WHAT YOU SHOULD DO:
The reply should be one number: how many lines of the data below contain "prefix".

(Dataset rows for apps and sites)

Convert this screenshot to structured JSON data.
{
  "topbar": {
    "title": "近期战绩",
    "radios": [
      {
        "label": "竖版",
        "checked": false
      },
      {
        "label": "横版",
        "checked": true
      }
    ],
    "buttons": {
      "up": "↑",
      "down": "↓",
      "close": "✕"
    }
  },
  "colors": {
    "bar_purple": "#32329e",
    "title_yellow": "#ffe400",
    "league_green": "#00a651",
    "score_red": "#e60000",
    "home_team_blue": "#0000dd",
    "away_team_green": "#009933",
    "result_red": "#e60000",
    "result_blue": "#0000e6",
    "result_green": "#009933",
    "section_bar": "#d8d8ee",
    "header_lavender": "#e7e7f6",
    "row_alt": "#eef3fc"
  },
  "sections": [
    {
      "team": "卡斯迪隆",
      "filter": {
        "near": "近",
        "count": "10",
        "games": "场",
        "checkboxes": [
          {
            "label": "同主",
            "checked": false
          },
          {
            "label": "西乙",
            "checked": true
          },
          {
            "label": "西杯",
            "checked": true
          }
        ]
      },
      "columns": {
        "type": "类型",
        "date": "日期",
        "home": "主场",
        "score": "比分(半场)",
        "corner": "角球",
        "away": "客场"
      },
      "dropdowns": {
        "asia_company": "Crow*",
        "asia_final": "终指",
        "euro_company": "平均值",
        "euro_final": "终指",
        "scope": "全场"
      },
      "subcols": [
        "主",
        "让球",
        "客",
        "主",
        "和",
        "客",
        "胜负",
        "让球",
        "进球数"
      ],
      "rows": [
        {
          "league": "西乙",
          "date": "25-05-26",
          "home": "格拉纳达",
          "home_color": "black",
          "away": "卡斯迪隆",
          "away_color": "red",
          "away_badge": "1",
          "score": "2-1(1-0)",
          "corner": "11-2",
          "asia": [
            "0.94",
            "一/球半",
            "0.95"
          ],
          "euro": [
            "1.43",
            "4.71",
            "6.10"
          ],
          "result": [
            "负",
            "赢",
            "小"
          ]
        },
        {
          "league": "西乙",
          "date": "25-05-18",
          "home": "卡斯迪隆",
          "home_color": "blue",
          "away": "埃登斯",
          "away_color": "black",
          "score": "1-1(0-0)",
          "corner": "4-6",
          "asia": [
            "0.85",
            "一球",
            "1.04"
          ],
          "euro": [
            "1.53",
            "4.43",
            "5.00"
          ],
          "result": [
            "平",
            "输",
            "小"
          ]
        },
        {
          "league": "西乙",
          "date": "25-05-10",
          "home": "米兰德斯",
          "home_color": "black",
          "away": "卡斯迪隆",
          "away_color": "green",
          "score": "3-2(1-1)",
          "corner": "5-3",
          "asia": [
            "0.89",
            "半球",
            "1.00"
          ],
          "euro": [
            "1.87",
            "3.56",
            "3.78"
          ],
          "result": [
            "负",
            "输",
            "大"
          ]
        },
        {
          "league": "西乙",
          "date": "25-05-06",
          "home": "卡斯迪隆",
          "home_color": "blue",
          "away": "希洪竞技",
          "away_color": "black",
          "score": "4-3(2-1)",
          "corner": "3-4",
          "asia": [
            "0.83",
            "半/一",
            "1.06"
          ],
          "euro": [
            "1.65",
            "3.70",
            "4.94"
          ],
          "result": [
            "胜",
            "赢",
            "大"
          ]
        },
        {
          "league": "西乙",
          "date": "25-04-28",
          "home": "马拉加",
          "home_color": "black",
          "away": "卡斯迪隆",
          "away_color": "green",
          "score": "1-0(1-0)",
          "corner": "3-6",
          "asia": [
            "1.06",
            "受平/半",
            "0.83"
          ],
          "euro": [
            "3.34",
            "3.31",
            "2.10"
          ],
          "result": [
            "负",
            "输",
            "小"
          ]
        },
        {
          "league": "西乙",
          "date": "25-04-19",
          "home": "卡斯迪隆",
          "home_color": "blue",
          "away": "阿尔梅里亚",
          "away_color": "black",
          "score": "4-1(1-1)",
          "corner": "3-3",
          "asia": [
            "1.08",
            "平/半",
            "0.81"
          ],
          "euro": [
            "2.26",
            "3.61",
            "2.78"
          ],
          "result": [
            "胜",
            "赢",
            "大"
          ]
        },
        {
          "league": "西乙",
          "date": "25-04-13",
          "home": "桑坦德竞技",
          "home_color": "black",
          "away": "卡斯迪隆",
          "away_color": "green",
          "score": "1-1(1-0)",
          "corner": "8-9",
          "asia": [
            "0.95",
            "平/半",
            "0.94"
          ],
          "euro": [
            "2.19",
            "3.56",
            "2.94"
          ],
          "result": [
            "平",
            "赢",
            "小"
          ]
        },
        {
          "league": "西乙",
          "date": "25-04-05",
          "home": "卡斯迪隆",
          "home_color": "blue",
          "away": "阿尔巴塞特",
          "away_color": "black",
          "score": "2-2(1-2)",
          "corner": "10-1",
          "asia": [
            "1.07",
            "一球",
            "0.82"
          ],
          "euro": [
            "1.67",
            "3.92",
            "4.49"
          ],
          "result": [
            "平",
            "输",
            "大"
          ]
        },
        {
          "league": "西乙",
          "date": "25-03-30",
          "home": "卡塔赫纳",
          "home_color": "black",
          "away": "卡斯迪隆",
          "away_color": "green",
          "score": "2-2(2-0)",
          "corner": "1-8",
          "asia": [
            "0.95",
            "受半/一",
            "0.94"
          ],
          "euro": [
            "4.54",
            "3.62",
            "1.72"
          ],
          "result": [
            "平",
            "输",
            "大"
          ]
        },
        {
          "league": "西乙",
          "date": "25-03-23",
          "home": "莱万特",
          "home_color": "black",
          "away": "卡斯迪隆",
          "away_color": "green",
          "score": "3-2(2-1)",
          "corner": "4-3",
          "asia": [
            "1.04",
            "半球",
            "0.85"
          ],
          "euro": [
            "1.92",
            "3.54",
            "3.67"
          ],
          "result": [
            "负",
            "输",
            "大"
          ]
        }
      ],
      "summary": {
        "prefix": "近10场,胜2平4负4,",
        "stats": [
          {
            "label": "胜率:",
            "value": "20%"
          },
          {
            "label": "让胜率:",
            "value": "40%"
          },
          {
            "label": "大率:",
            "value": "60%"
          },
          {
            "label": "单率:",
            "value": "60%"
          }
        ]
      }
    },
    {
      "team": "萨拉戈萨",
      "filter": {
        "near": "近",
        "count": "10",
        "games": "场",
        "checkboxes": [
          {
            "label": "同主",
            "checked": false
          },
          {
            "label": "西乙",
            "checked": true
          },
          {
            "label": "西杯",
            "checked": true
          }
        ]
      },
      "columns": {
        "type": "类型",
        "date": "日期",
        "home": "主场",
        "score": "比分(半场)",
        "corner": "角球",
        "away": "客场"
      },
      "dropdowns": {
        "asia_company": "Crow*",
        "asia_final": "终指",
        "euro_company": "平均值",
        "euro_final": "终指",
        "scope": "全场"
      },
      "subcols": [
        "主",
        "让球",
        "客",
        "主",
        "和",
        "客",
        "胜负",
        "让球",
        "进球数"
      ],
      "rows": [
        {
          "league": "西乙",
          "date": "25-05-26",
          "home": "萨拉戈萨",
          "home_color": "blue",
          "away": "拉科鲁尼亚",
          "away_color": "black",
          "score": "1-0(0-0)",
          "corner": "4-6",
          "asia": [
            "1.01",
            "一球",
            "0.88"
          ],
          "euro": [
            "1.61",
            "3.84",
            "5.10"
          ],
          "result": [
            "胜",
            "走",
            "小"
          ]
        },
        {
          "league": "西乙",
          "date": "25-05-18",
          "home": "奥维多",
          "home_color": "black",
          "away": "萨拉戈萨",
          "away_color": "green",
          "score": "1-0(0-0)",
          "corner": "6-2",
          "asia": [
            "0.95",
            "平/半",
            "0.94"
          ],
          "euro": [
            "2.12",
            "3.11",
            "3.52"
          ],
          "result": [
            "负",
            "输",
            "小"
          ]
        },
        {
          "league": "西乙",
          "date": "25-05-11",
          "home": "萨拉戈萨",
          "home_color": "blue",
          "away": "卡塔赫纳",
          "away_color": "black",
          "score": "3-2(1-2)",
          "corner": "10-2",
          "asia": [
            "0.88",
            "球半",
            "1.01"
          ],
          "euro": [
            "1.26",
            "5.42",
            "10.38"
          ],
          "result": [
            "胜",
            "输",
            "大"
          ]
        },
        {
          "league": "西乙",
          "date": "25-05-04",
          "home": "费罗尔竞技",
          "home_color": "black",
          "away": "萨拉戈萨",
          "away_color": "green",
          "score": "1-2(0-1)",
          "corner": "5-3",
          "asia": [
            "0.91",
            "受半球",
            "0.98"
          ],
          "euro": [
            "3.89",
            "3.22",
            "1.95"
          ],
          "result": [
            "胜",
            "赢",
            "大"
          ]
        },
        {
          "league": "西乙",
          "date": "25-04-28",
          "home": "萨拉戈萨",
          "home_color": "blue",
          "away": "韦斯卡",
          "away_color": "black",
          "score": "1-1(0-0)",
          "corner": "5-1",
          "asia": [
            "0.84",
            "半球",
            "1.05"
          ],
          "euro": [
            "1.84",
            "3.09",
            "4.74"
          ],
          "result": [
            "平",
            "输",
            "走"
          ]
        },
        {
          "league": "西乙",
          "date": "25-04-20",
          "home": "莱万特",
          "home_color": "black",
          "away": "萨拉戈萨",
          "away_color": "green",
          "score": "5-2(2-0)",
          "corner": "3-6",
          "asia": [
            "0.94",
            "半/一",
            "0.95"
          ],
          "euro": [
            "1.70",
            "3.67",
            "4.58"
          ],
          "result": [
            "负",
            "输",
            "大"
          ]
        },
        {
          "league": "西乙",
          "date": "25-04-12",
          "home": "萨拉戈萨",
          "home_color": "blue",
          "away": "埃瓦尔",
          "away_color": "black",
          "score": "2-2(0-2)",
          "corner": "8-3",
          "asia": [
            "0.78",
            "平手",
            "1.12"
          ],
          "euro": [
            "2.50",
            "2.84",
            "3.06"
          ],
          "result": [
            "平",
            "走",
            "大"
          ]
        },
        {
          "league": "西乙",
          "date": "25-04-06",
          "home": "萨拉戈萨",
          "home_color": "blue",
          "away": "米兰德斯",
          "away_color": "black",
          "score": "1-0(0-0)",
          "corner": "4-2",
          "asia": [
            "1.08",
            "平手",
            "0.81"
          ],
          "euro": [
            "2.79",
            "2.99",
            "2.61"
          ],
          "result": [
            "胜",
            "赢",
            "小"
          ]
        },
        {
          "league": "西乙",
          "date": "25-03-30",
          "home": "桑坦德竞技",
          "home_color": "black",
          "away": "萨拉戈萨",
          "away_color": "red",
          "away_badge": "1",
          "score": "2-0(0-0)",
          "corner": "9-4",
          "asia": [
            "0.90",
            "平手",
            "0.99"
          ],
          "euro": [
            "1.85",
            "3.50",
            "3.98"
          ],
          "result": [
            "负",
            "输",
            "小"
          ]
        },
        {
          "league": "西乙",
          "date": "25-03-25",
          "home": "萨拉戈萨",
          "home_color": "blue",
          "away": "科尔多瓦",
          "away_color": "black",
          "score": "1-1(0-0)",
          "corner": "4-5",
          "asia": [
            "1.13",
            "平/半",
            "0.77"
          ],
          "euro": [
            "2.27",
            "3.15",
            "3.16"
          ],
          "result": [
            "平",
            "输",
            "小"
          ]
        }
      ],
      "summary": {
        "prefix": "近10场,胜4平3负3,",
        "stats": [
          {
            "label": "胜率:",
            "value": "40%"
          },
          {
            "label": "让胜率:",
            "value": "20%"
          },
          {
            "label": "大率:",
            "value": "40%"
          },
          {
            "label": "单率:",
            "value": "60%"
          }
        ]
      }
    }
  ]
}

RESPONSE TO THE TASK:
2